Due to the weather closing in, the last two stops were a bit rushed. Stopping at Sloth Island to spot sloths – yes we saw three – and then speeding through “Hollywood”, which is an area of water filled with golden starfish, or as they should be called – sea stars.
Cost for the tour was $30 per person.
Another eatery we tried in Bocas Town is the absolutely divine Raw Fusion with its Asian-centric menu that features excellent pork gyoza (8), mahi ceviche with coconut & passionfruit (7.5), crispy salmon sushi roll with sweet plantain & tempura flakes (10) and The Sumo (10) – a bowl of seared wahu, rice, carrot, zucchini and fried egg.
A little closer to where we were staying is El Pecado, an international ensemble of pizza, starters of gratinated snails, ceviche, fried camembert, lobster in garlic butter and grilled mahi mahi. We sampled the penne pesto (9.5) and tuna steak (15.5).
One not to be missed is BocArt Restaurant, right by Super Gourmet, where you can enjoy a beachy, shabby chic vibe, super friendly service and some mighty fine food.
Start off with some good vino, a complimentary plate of ceviche, seafood soup and plantain chips, and then move on to the likes of confit baby pork ribs (14.5) with garlic rosemary potatoes, red wine jus and chipotle. Or perhaps the miso braised octopus (13) with indigenous dachin (similar to yuca) and green onions.
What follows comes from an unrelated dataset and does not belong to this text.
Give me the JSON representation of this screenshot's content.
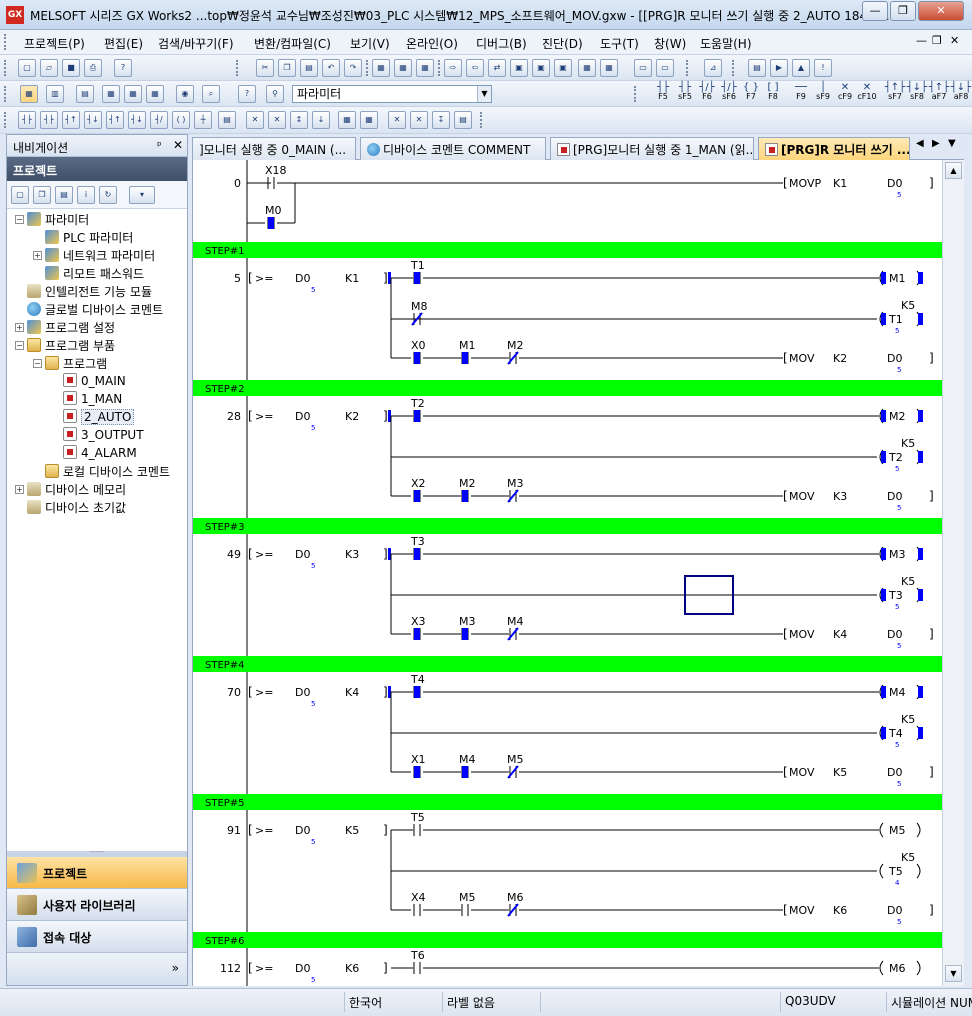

Desserts shouldn’t be ignored, either. Go for the crema catalana, banana-rum-peanut ice cream or basil ice cream.
El Pecado Restaurant & Bar
Tranceibosa buses run to Bocas del Toro from Gran Terminal de Transporte in Albrook by Panamá City Airport. Departure times are 6pm, 6.30pm, 7pm & 10.30pm. It takes 10 hours to get there. Cost is $27.80 per person.
We arrived in the hamlet of Puerto Amirante at 4am and waited for the first boat to Bocas Town, which is at 6am. You can walk from the bus stop to the boat dock (about 600m) or get a taxi for $1 per person.
The ferry to Bocas Town costs $6 per person one way and $10 return.